At 8:46 this morning, the Financial Accounting Standards Board fired the first shot in what is most likely the last battle of the war over expensing stock options. The standards board issued its long-expected and hotly debated proposal that stock options be expensed on the income statement, based on value calculated at the grant date.
Actually, Intel’s CEO Craig Barrett — the flag bearer of anti-expensing forces — may deserve credit for the first shot. Barrett took half of the opinion page of The Wall Street Journal this morning to rail against FASB’s plans and warn that it would create a “truly mouth-watering scenario” for class-action lawyers.
In the press release accompanying FASB’s proposal, its chairman, Robert Herz, says: “We expect the proposal will draw interest from a broad spectrum of respondents.” That’s sure to be an understatement. Few accounting changes have such a contentious history–in 1995, a proposal to expense stock options drove some in Congress to threaten to put an end to FASB, and Congress has again being threatening to throw its weighing around on the issue. (See “Who Rules Accounting?.”)
All other forms of equity-based compensation, including performance-based options, have required expensing up to this point. But for the last decade, broad-based options became the compensation strategy of choice. They were especially popular for cash-strapped technology startups, which used the promise of a high-flying market to attract and retain employees. In the process, they were able to record stock options as a simple expense in the ledger footnotes with no impact to earnings.
That immunity is set to change, assuming that FASB doesn’t reverse its position following the public comment period that ends in June and that the Securities and Exchange Commission approves the final standard.
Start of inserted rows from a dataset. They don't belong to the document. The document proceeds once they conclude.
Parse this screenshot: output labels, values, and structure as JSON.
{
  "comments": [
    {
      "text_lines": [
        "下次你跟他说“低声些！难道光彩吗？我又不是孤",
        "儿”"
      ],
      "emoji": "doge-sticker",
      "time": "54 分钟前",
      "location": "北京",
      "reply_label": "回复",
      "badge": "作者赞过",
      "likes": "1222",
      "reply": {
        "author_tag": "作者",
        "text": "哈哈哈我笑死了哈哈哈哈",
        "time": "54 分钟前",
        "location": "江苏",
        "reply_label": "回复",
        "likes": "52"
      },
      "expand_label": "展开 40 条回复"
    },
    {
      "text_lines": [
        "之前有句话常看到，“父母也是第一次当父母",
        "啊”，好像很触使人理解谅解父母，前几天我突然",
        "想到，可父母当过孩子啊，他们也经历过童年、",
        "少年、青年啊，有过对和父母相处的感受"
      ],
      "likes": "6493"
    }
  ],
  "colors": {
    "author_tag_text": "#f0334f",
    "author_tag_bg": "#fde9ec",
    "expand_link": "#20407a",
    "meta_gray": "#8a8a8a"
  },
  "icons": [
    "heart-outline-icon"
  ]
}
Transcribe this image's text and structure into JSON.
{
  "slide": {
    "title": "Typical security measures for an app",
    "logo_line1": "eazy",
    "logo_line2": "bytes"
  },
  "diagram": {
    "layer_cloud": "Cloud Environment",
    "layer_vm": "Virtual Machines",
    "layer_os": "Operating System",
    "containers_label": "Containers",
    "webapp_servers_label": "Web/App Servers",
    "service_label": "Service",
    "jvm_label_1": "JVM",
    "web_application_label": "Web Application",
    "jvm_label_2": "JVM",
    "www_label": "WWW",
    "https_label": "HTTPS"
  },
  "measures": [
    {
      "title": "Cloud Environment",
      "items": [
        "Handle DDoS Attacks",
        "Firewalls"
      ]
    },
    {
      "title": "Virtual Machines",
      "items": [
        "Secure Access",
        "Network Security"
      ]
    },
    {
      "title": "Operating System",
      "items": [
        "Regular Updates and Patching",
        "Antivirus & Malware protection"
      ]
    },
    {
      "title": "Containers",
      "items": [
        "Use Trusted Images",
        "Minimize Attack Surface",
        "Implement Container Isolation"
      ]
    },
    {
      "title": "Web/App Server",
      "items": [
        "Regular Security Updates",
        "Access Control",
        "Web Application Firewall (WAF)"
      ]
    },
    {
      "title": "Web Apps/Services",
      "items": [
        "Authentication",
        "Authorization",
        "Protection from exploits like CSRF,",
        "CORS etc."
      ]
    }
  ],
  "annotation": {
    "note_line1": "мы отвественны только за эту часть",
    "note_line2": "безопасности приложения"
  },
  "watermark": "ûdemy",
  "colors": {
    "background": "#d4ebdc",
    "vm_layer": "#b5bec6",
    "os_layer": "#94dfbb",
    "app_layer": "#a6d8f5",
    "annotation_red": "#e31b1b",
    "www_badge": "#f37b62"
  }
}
Ahead of the exposure draft, over 400 companies have decided to expense their stock options. In 1994, the FASB board backed off a similar proposal. On the other hand, the proposal’s time might have come — making Herz’s comment that “we welcome all input” merely obligatory.
In the past year, FASB has publicly hashed out many of the details that are likely to draw fire from opponents. For example, when anti-expensing critics shifted their argument to the inaccuracy of the traditional valuation model, Black-Scholes, FASB proposed that the binomial model could be used instead.
Through a series of deliberations, the board has decided to prominently feature the binomial model as an alternative to Black-Scholes. The binomial model, which has been around for nearly as long, was selected early in FASB’s standard-setting process as the best choice for the new standard, largely because of its flexibility.
Unlike Black-Scholes, which is generally understood to overstate the value of employee stock options, the binomial divides the time from the option’s grant date to the expiration date into small increments. Since the share price may increase or decrease during any interval, the binomial model takes into account how changes in price over the term of the option would affect the employee’s exercise practice during each interval. Black-Scholes, which is a formula rather than a framework like the binomial, can only take into account the 10-year term of the option and doesn’t have the flexibility to adjust for such other factors as forfeiture restrictions.
In any event, FASB’s position on the use of the binomial as an alternative to the popular Black-Scholes is unlikely to put an end to the controversy over the issue of valuation methodology, and much else still needs to be worked out. Yet to be determined, for instance, is how the standard will be adjusted for small and medium-sized businesses. FASB plans to discuss issues related to the proposed Statement at the inaugural meeting of the Small Business Advisory Committee on May 11 in Norwalk, Conn. Stay tuned.